Deliberate about cultural hybridity and grapple with contexts of stereotyping at Niloufar's talk, "I'm Not My Culture!" Niloufar Vahid-Massoudi immigrated to Canada from Iran at the age of 12 and has annually visited Iran ever since. Having had already established her roots in the Iranian community, she moved to Canada at a malleable age where she absorbed and adopted the culture of her new surroundings. Canada, being a multicultural society, offered her insights into many cultures and many ideas that provided her with a multidimensional and global view. A well-established bookworm fluent in Farsi, English, and French, she has used reading to learn more about her own Iranian culture as well as to gain insight and appreciation for what the world has to offer.
Niloufar is currently completing her 5th year of undergraduate in the Department of Political Science at the University of British Columbia.

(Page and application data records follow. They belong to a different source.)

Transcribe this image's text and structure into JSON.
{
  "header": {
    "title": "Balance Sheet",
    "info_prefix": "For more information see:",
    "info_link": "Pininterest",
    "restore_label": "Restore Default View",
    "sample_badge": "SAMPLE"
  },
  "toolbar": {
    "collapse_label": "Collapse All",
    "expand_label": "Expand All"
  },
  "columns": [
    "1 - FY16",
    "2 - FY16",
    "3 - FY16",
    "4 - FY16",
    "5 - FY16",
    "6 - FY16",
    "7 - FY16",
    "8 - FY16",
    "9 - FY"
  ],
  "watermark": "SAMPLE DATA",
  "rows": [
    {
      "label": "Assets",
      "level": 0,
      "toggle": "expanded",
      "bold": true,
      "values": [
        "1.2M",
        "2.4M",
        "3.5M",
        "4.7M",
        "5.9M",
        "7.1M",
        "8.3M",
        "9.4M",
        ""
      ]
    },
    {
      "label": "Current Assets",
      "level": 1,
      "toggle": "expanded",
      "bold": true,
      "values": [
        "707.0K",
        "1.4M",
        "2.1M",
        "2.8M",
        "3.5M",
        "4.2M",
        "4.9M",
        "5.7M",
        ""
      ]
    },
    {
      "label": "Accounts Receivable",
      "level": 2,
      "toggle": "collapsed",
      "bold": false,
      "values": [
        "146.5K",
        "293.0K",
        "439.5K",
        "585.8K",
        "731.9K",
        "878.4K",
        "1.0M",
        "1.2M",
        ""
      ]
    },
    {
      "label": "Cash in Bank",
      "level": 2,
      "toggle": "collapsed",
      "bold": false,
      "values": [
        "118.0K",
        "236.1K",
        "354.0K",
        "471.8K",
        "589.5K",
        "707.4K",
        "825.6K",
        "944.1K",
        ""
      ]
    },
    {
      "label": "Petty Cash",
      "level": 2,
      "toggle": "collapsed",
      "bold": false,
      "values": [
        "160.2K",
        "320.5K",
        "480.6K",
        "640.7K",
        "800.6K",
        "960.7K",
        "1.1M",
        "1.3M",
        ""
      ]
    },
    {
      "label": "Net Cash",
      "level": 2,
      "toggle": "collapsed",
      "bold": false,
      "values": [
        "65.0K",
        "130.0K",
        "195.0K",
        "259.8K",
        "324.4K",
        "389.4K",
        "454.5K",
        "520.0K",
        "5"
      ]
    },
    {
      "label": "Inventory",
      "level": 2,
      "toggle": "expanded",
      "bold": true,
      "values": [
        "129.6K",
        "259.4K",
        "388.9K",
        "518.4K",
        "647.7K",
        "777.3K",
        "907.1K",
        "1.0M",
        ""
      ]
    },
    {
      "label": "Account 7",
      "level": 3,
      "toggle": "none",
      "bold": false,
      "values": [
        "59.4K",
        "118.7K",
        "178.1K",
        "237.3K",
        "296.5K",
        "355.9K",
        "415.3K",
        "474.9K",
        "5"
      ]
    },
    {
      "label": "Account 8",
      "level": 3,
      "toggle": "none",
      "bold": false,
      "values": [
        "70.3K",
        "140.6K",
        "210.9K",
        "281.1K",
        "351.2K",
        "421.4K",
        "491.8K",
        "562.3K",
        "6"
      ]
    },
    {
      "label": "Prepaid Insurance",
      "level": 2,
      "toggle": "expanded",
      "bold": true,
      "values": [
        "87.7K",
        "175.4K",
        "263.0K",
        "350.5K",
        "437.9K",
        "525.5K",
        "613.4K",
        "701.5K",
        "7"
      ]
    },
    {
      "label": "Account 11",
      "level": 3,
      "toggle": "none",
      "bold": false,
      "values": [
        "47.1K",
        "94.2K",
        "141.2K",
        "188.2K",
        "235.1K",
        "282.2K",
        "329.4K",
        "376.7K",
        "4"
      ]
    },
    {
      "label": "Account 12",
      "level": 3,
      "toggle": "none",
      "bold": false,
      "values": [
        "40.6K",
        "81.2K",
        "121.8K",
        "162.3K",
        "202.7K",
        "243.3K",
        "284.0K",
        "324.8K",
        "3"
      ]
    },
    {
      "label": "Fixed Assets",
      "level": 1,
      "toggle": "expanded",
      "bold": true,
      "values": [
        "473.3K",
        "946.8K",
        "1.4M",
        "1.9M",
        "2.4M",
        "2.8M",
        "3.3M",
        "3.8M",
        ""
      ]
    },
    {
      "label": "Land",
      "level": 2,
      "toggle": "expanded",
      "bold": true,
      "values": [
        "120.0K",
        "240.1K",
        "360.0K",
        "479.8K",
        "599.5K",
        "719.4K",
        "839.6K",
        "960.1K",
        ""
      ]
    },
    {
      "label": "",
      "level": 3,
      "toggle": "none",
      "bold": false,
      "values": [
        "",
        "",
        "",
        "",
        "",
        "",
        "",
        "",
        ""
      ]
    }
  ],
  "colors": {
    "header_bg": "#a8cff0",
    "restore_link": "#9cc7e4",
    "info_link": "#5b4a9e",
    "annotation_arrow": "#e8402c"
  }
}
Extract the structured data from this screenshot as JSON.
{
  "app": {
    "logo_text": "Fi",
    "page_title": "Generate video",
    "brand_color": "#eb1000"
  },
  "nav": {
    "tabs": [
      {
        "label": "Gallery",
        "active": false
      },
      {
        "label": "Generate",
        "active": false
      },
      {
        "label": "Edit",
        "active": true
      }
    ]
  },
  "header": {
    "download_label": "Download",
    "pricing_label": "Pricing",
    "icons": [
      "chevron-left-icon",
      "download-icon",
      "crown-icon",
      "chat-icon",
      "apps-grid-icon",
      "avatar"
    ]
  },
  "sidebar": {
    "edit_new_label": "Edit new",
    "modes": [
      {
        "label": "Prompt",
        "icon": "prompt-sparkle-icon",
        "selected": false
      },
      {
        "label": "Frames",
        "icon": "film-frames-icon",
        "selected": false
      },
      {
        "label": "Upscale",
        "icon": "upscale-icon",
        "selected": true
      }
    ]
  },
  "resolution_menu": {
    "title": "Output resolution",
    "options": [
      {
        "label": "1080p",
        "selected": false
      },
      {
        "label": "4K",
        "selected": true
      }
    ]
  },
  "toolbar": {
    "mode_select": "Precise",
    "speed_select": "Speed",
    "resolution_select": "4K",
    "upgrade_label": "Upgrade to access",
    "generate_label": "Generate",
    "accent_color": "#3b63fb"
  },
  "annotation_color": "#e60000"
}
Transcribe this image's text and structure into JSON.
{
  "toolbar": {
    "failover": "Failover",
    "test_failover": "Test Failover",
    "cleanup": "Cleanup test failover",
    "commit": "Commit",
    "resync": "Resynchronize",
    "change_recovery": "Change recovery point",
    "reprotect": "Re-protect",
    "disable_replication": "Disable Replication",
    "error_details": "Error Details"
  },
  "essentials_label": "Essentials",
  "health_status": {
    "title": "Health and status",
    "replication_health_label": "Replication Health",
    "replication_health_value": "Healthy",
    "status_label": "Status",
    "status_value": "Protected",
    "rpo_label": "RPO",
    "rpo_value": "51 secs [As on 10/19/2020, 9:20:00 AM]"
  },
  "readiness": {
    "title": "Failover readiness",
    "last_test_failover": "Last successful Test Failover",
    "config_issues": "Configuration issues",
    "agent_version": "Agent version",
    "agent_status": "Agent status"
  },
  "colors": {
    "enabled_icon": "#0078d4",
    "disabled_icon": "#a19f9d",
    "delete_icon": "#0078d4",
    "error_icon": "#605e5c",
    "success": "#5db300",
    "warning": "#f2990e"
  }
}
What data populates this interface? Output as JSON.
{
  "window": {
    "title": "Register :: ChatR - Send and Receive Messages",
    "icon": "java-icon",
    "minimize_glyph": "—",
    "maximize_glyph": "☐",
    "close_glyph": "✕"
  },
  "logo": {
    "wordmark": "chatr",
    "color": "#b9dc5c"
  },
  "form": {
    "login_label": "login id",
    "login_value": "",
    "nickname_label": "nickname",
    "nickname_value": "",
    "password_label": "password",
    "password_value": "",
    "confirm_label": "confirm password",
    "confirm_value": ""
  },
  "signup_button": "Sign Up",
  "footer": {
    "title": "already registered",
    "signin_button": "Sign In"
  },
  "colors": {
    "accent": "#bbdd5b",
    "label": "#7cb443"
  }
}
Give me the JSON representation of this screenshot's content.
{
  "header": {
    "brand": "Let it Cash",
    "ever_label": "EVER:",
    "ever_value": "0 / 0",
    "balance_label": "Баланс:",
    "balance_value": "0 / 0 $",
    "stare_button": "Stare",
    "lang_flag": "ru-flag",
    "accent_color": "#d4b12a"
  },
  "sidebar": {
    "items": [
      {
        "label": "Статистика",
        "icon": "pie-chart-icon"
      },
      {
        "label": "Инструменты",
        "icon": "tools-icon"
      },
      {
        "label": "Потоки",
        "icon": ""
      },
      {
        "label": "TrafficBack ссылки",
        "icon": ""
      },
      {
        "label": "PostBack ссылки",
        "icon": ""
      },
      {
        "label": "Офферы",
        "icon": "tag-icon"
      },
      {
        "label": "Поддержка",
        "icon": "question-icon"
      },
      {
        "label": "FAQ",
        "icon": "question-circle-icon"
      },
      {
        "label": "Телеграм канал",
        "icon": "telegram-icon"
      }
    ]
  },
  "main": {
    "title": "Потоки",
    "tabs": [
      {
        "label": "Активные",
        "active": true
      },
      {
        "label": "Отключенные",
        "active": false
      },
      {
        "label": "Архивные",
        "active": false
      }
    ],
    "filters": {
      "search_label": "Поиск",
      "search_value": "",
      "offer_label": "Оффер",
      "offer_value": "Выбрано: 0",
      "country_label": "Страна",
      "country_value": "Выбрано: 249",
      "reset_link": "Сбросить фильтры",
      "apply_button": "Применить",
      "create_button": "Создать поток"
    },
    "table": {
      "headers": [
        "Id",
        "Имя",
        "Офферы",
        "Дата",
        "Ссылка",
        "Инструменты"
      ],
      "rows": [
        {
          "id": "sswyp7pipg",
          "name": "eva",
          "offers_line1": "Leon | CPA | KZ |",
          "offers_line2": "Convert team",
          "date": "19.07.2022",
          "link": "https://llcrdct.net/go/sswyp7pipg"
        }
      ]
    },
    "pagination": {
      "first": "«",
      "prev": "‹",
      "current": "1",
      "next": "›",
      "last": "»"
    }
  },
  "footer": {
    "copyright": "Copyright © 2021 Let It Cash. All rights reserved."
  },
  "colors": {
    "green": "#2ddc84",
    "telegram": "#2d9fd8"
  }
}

Rets is a 1st year Master of Applied Science in Mining Engineering student at UBC, aiming to improve mine safety by investigating how organizational learning can be applied to safety culture. In undergrad, Rets completed a project on Organization Behaviour in South African underground gold mines; this landed her the titles of ‘One of UBC Engineering 2018 Rising Stars’, and ‘One of Canada’s Leading Innovators from the class of 2018’. Before UBC, Rets studied at Waterford Kamhlaba United World College of Southern Africa. Here, she did some community service with the entrepreneurship group that equipped unemployed youth in Swaziland with skills to start and run their own businesses. This developed into an interest for youth development and when she came to UBC, she founded a high school mentorship initiative that partnered UBC students from the African Awareness Initiative and Engineers Without Borders to mentor high school students in Lesotho and Ghana with career development skills.
Gender inequality persists in far too many professions. And it diminishes institutions, entire regions, nations and the world. Sadly, while clear progress has been made toward gender equity in certain sectors, gender inequality is actually increasing in certain parts of the world. And in too many professions, there is little progress here at home. It is everyone’s responsibility, but especially for men in prominent positions, to take action and address the situation. We owe it to the next generation to take steps to ensure that every girl today can fulfill their potential tomorrow. It is up to us to #NominateHer wherever and whenever possible, especially in situations where it’s clear that women are under-represented. If we, as men, fall short on this very basic responsibility, we are doing a great disservice to the world.
Tamasha Hussein will be hosting an eye-opening talk about “Refugee Girls' Education”. Having moved from a refugee camp, where she thought all hope of attaining a better education was lost, to a prestigious university like UBC has been a huge transition that created a ray of hope in her life. Refugees are usually portrayed to be helpless and hopeless. By sharing her success story from a refugee camp to UBC, she hopes to change the narrative on refugees and bring out to the open some of the challenges refugee girls face in terms of access to education. It is also an important platform for her to advocate for the valuable work of WUSC, a non-profit Canadian organization that supports student refugee programs.